> What to produce
From the entries, copy out every line in which the word "different" is found.

> Recorded data
* * * * * * *
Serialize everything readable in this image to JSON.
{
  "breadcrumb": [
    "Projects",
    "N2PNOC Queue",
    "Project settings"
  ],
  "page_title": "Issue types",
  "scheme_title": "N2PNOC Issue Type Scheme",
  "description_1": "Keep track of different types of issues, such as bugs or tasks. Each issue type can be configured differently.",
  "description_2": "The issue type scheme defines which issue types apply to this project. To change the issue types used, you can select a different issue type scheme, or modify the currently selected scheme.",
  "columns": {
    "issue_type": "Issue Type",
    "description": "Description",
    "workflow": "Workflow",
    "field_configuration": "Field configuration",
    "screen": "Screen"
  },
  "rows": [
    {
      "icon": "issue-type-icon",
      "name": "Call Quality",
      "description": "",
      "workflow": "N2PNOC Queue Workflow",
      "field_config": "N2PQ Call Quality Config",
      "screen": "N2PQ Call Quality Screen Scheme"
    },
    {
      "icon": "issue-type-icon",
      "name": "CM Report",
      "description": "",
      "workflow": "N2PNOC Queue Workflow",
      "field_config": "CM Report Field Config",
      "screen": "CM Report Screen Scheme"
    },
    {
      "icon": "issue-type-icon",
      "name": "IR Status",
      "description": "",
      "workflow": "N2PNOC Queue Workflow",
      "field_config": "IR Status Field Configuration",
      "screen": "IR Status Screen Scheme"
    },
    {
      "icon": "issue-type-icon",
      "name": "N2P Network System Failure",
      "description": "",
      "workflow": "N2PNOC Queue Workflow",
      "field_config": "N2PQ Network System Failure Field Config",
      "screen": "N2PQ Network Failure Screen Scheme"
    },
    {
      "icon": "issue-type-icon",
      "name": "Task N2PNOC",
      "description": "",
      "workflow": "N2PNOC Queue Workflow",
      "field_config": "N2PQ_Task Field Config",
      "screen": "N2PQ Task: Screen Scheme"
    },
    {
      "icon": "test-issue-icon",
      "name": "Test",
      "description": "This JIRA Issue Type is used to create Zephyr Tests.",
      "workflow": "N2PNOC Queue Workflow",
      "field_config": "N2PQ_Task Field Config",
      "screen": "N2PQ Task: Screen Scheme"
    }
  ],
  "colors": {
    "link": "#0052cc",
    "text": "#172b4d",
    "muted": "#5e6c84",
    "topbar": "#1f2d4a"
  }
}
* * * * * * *
> Answer area
  "description_1": "Keep track of different types of issues, such as bugs or tasks. Each issue type can be configured differently.",
  "description_2": "The issue type scheme defines which issue types apply to this project. To change the issue types used, you can select a different issue type scheme, or modify the currently selected scheme.",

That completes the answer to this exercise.